Choosing an eco-holiday will be of limited benefit if you use polluting products while you’re there. This dilemma sparked the beginning of an award-winning venture for Howard Carter, who contracted both malaria and dengue fever while wearing maximum concentration Deet-based products. The experience inspired him to find an effective, natural way to keep bugs at bay. He launched incognito in 2007 and has been busily developing new formulations and products ever since. “Incognito products allow people to travel safe in the knowledge that they are not polluting any fragile environments,” Carter tells Positive News.
“Deet is a pesticide that kills aquatic wildlife. Therefore, for every bottle of incognito a person brings with them on holiday, there is one fewer bottle of poison going into the local ecosystem.”
Deet has had its day, according to Carter. So many mosquitoes and other insects have now built up a certain tolerance and resistance to it, he says, that its efficacy is much-reduced. Incognito products on the other hand, effectively make you ‘invisible’.
“Incognito camouflages your kairomones – the bodily emissions that insects can easily detect up to a mile away, similar to pheromones person-to-person. Therefore, mosquitoes and other insects, cannot sense you: you are ‘incognito’ to them.”
The company continues its ethical thinking through to its 10 per cent profit pledge: every year a tenth of all profits are distributed among charities, often with an environmental focus, working both locally and internationally. In the past, the team has worked with carbon-sequestration charities, as well as projects helping bee populations recover in the UK. Others to have benefited include the Bethsaida Hermitage eco-lodge and orphanage, and entrepreneurial student group Enactus. “We like to give to charities who we know spend the majority of the funds on the people they’re helping,” says Carter.
Incognito’s 5 tips for avoiding mosquito bites
1) Cover up arms and legs whenever possible

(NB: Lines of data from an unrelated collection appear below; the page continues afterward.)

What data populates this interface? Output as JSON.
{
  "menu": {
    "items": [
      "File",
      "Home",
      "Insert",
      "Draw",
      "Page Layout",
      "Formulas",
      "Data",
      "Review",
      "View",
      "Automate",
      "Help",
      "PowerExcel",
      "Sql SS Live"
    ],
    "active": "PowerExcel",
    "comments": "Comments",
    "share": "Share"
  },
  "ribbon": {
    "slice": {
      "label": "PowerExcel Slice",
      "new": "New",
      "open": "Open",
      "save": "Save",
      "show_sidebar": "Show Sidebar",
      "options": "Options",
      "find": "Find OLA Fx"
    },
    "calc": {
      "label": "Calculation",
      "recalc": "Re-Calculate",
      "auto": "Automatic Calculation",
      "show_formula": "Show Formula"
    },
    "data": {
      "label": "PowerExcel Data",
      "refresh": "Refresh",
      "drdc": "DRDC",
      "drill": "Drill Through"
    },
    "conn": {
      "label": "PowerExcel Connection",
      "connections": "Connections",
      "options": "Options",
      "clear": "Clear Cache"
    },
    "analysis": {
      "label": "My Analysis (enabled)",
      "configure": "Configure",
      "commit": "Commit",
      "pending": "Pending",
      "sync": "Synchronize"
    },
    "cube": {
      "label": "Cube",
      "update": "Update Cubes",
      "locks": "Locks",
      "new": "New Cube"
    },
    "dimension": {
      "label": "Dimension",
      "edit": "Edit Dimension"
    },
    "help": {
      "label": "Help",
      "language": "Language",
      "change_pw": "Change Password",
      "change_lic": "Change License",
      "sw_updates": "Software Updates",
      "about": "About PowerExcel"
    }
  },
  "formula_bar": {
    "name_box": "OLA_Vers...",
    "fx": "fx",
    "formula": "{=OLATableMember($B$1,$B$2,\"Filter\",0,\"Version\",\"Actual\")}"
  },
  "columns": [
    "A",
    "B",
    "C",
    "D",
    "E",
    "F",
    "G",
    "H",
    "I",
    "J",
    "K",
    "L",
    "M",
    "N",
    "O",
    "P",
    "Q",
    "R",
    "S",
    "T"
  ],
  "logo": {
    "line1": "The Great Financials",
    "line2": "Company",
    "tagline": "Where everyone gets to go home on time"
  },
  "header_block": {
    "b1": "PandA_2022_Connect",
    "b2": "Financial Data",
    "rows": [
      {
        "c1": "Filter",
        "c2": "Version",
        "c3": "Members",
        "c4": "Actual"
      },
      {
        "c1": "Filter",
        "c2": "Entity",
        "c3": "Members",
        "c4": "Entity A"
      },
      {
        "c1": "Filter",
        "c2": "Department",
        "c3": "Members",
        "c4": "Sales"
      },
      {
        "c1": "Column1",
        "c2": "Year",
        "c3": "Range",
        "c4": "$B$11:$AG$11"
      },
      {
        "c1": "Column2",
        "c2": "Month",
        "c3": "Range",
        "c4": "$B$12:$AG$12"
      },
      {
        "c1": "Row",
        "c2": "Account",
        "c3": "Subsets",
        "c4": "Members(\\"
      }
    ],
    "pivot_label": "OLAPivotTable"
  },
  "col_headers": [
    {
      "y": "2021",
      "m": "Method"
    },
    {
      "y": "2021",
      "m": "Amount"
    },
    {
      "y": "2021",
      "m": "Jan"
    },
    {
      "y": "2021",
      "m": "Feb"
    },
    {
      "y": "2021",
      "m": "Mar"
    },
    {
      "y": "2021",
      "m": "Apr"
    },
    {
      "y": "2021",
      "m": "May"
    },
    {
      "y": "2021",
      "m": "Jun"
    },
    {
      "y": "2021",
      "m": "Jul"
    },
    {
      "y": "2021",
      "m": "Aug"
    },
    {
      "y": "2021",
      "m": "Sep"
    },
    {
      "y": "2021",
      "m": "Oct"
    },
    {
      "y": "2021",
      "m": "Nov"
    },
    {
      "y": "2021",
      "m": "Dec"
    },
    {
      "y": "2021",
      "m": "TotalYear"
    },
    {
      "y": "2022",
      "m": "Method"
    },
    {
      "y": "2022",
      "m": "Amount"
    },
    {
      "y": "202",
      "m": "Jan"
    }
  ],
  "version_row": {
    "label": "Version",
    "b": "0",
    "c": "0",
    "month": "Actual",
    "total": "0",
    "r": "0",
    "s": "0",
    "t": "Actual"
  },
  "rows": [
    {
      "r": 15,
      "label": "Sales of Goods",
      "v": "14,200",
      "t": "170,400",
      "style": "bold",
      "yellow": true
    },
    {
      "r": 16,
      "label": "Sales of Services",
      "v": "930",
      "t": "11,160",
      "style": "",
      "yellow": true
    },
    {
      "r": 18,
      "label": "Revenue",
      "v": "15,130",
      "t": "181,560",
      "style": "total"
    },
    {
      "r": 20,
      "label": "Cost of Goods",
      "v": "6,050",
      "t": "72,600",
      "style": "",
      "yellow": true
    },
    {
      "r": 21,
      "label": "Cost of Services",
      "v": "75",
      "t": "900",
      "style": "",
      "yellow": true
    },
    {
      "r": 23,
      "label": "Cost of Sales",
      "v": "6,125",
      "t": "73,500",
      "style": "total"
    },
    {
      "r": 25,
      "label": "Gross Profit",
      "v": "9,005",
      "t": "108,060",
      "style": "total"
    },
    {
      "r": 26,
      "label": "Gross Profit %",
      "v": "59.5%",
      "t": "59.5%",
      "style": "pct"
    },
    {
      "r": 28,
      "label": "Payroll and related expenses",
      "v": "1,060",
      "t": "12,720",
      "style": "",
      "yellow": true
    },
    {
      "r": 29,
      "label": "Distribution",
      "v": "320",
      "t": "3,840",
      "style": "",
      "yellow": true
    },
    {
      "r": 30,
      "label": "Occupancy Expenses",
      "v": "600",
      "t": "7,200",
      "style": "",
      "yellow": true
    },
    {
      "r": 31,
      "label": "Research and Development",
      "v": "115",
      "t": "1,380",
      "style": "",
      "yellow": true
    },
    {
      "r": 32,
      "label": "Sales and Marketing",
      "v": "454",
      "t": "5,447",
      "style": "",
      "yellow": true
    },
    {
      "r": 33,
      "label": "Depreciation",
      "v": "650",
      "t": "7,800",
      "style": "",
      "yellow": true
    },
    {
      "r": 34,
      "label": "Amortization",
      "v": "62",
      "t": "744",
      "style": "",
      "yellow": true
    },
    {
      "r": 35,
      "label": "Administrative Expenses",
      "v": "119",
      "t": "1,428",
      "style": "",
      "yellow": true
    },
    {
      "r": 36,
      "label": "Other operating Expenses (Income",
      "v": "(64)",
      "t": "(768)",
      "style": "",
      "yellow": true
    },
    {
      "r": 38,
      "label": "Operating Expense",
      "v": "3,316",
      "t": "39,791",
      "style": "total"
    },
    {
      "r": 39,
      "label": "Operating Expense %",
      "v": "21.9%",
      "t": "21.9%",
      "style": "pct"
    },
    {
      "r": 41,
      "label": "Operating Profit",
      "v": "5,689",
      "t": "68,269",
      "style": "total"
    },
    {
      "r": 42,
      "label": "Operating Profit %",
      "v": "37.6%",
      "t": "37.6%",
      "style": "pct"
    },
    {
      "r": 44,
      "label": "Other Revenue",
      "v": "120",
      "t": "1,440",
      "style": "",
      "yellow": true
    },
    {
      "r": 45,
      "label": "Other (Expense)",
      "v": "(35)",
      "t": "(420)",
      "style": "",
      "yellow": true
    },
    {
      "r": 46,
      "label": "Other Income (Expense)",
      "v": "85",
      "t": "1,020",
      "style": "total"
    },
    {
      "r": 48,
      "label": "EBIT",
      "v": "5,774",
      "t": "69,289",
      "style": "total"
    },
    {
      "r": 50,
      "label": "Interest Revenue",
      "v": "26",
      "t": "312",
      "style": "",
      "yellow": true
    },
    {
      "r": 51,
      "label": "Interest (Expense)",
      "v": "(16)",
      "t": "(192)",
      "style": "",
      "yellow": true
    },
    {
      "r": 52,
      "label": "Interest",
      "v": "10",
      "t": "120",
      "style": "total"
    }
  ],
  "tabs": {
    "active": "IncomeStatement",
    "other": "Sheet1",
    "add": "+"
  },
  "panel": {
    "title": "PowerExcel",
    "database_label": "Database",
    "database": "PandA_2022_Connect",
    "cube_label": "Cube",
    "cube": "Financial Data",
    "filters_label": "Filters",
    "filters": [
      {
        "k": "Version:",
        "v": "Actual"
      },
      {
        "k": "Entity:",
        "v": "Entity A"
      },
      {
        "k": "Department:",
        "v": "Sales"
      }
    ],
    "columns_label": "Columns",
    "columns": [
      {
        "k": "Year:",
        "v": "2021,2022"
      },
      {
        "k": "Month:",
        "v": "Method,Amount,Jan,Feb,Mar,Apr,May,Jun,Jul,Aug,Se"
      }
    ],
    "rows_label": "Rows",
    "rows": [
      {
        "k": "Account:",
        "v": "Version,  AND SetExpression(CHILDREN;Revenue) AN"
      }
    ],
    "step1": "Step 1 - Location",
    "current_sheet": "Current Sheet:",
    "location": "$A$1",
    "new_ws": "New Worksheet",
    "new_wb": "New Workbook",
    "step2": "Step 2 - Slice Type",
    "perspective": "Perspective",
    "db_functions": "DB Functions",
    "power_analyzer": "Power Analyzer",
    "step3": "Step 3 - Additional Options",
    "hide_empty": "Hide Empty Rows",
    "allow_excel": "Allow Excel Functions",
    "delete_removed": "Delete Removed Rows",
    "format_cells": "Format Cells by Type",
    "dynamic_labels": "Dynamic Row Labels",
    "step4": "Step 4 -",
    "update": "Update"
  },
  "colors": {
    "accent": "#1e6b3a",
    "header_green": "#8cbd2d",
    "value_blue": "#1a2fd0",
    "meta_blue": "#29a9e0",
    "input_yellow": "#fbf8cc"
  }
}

2) Wearing light-coloured clothing is strongly advisable. Mosquitoes are attracted to dark colours, especially black and blue – so avoid the likes of jeans and black leggings
3) Odours – bodily emissions or otherwise, such as perfumes, shower gels and shampoos – can be strong attractants. Therefore, washing thoroughly, including exfoliating with a loofah if you are super-attractive to mosquitoes, and using incognito hair and body wash, is essential to minimise your attractiveness to biting and stinging insects
4) Apply an effective, biodegradable, natural insect repellent and reapply when necessary
5) Keep away from stagnant water where possible. If it is unavoidable, deter insects from coming into your building by burning citronella or opening a tub of incognito room refresher natural insect repellent